Colt Canada was selected to design the new rifle last fall for the force and will have a batch of 125 ready to be tested at the 2015 Operation Nanook training exercises. After which, the new platform will be phased in from over the next few years. Here are the specifics about the move from The Globe and Mail:
After testing and tweaks, Colt Canada will then make more than 6,500 rifles, along with spare parts and accessories, which the Canadian Rangers will gradually start to use between the middle of next year (2015) and the end of 2019.
The new rifle is expected to be similar to the Lee-Enfield, especially in one particular design feature – it is reported to be a bolt-action. This is important, given the Rangers usual area of operation.
The Rangers are a Canadian Forces reserve whose main duties are sovereignty patrols and surveillance in the country’s sparsely populated northern regions. These volunteers – many Inuit – operate in and around the Artic Circle.

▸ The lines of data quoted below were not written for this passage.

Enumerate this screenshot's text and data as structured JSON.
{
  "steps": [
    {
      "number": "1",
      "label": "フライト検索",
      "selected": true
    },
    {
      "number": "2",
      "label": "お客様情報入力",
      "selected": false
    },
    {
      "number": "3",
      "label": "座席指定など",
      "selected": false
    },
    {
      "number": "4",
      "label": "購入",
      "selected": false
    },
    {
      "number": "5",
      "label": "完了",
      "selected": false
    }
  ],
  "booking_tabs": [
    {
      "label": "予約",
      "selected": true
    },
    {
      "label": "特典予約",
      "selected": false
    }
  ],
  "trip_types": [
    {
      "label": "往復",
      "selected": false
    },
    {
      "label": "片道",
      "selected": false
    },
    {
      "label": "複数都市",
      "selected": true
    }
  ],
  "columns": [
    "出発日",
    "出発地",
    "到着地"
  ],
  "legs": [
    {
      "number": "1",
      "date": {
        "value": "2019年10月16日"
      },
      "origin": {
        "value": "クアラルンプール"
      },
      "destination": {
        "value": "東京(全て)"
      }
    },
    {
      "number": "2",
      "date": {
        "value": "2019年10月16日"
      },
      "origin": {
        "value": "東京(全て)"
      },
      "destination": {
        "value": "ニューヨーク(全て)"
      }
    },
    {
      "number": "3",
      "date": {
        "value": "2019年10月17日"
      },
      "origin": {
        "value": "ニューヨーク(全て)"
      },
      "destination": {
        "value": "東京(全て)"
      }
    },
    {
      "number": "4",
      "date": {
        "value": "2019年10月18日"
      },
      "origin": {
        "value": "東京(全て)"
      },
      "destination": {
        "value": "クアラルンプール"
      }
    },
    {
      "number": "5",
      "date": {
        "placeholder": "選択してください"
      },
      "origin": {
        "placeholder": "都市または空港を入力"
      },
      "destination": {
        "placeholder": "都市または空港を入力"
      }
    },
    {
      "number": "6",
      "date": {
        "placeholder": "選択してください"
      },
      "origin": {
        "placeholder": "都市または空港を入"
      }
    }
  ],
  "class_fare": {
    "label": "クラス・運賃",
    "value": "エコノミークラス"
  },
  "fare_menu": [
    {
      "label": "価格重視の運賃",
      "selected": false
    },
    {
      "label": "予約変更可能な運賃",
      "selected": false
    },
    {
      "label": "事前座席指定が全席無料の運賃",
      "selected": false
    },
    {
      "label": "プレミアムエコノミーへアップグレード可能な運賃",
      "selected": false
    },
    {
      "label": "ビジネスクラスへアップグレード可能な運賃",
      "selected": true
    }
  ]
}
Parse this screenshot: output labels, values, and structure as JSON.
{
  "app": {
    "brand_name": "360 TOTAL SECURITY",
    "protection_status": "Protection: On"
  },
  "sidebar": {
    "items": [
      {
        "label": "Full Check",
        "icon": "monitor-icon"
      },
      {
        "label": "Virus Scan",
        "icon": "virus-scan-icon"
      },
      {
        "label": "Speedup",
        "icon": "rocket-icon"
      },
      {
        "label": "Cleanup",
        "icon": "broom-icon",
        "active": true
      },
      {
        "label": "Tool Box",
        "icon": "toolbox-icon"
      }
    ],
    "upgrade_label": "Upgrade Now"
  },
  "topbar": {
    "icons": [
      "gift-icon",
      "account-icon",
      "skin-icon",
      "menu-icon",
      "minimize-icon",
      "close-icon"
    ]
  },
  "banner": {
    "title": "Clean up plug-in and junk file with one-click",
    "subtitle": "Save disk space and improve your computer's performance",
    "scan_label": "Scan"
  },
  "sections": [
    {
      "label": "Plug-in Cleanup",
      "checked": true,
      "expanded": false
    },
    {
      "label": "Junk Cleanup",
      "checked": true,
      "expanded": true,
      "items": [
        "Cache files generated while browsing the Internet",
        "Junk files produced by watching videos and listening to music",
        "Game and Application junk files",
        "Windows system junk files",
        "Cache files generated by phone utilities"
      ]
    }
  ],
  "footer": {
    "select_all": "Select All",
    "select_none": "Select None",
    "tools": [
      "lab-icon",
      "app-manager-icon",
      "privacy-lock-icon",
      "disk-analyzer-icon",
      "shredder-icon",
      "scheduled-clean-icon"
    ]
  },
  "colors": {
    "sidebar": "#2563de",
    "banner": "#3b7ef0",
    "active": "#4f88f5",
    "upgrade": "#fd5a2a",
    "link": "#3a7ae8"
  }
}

Bolt-action rifles provide the Rangers with a robust platform that functions no matter what in the sub-zero conditions. That’s a piece of mind for the reservists, whether the they have to face down potential invaders or a rogue polar bear.
The switch is being made from the Lee-Enfield, mainly due to the lack of replace parts and rifles. The .303 British chambered rifles were purchased in 1947, according to the Metro News, a few years after the Rangers were formed.
Amazingly, Rangers, up to this day, were outfitted from this batch. For any gun enthusiasts, the thought of pristine, unfired Lee-Enfields, in their original boxes is enough to send the mind reeling.
There is no word if there will be any surplus Lee-Enfield rifles available, but here’s to hoping.